Below Coedty a series of steep inclines ran through Dolgarrog woods down to Dolgarrog. Formerly used to lower the quarry output, they were later used to haul materials for building the dam, and also for hauling steam engines up to the more level part of the tramway. Other than the highest incline, these inclines are now used by two very visible water pipes.

Today, whilst the line of the tramway can easily be followed, and makes a pleasant walk from Eigiau down to the head of the Dolgarrog inclines, there is no evidence of rails or sleepers of any kind. The loading gauge is quite clearly that of a standard gauge railway, and in places there is evidence of minor embankments, cuttings, and a bridge. Towards Llyn Eigiau the Tramway runs along a level path, though the gradients are greater through the woods immediately above Coedty.

Locomotives[edit]

As mentioned above, conversion of the tramway to narrow gauge, i.e. that of the Cowlyd Tramway, enabled the utilization of the same locomotives, though they would have spent much more time on the Cowlyd branch, as Eigiau dam only needed maintenance during the time that Cowlyd dam was being built.
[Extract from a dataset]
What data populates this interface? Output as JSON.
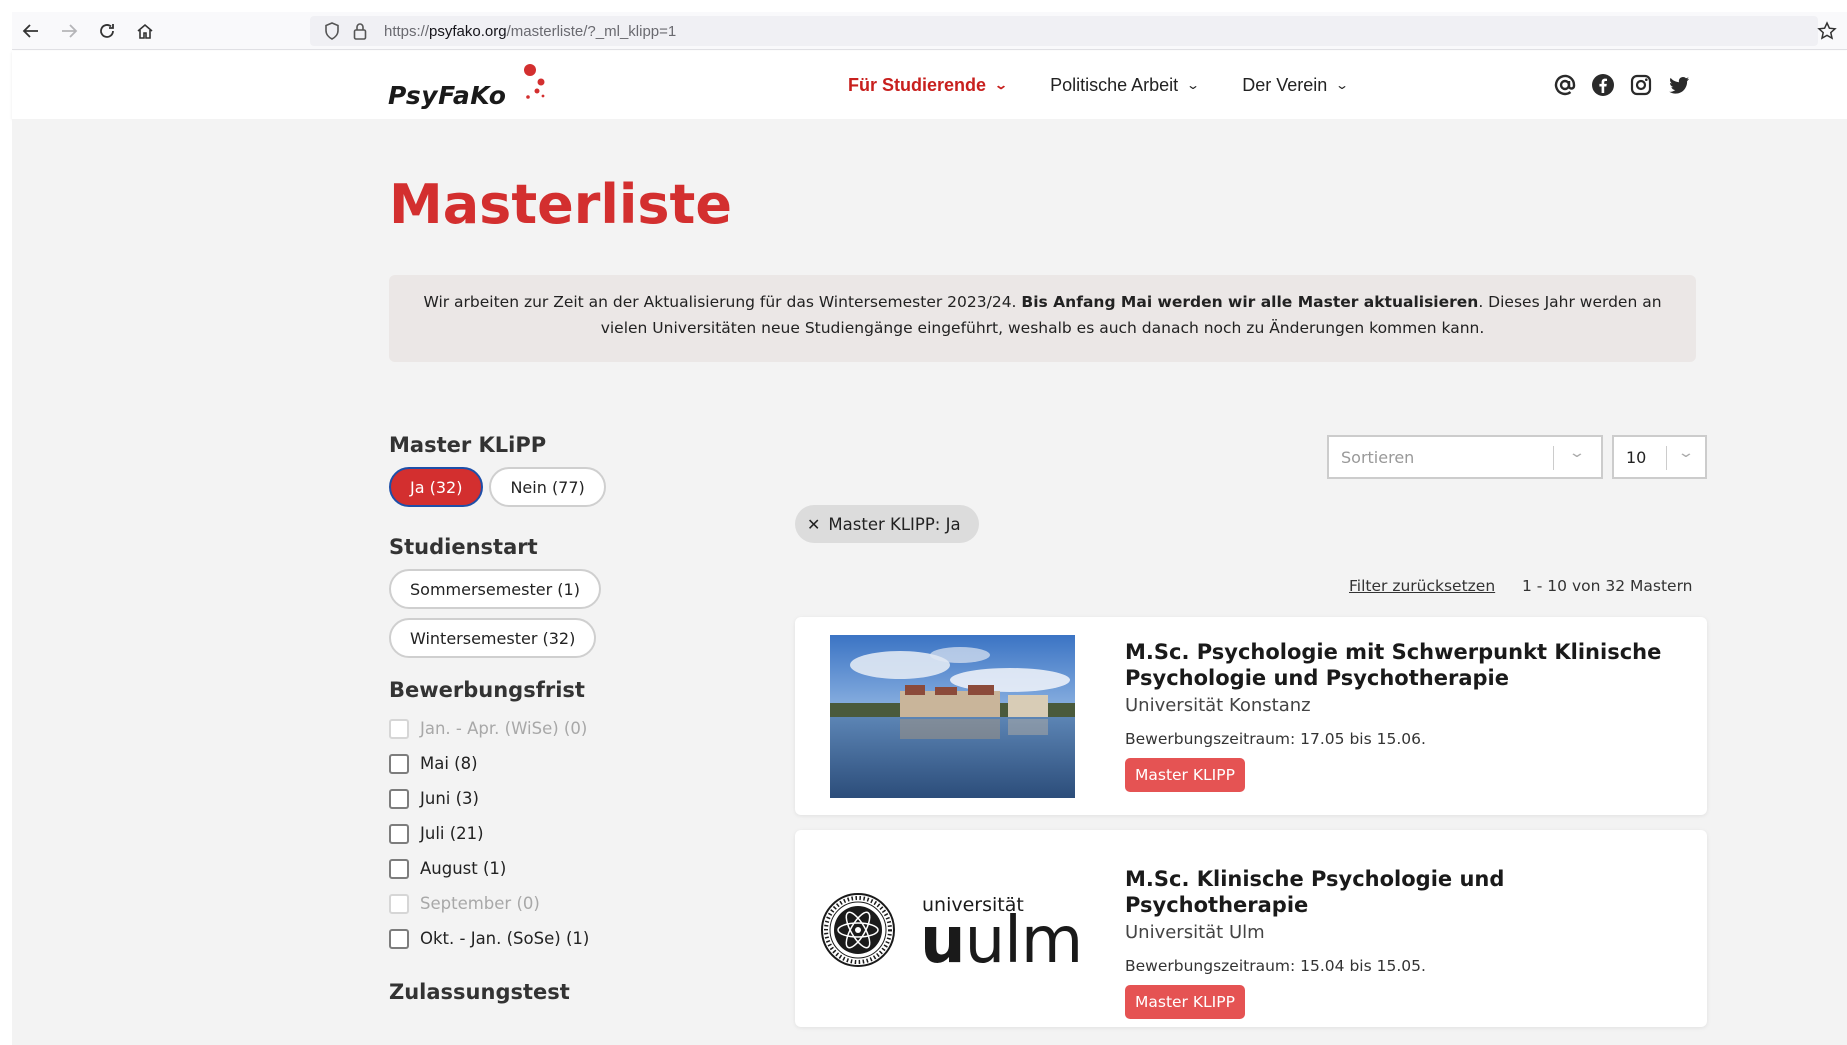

Two steam engines are recorded as being used at this time, namely the German built loco Eigiau (Orenstein & Koppel, No. 5668 of 1913 (property of the Aluminium Corporation) and a Bagnall 0-4-0ST, Works No.2080 of 1918, property of Sir Robert McAlpine & Sons, the contractor for the construction. Upon completion of the dam in 1922, and with only maintenance work being envisaged on both dams, a Muir Hill-Fordson petrol-paraffin rail tractor was acquired, the Bagnall was taken away by McAlpine for use on the construction of the Welsh Highland Railway, and Eigiau was taken off, pending sale, eventually moving to Penrhyn Quarry in 1928.

The Muir-Hill was replaced in 1936 by a 20 hp 'Planet' type locomotive built by F. C. Hibberd & Co., No 1988 of 1936.

In 1961, an order was placed by the CEGB to Motor Rail of Bedford for a Simplex loco, to replace the Hibberd loco. It was works No. 22154 of 1962 weighing 2.5 tons with a 28-30 h.p. 2LB diesel engine which led a charmed and seldom-used existence until removed to the CEGB Llanberis contract in September 1975 in connection with cable-laying; it accompanied some ex-Dolgarrog wagons there.'.[1] This loco is now named 'Dolgarrog' and was used for tracklaying on the revived Welsh Highland Railway, and remains there, on loan from Innogy.

References[edit]

  1. ^ Boyd, James I. C. (1986). Narrow Gauge Railways in North Caernarvonshire: Volume Three The Dinorwic Quarry and Railways, The Great Orme Tramway and other rail systems. The Oakwood Press. pp. 207–8. ISBN 0-85361-328-1. 

See also[edit]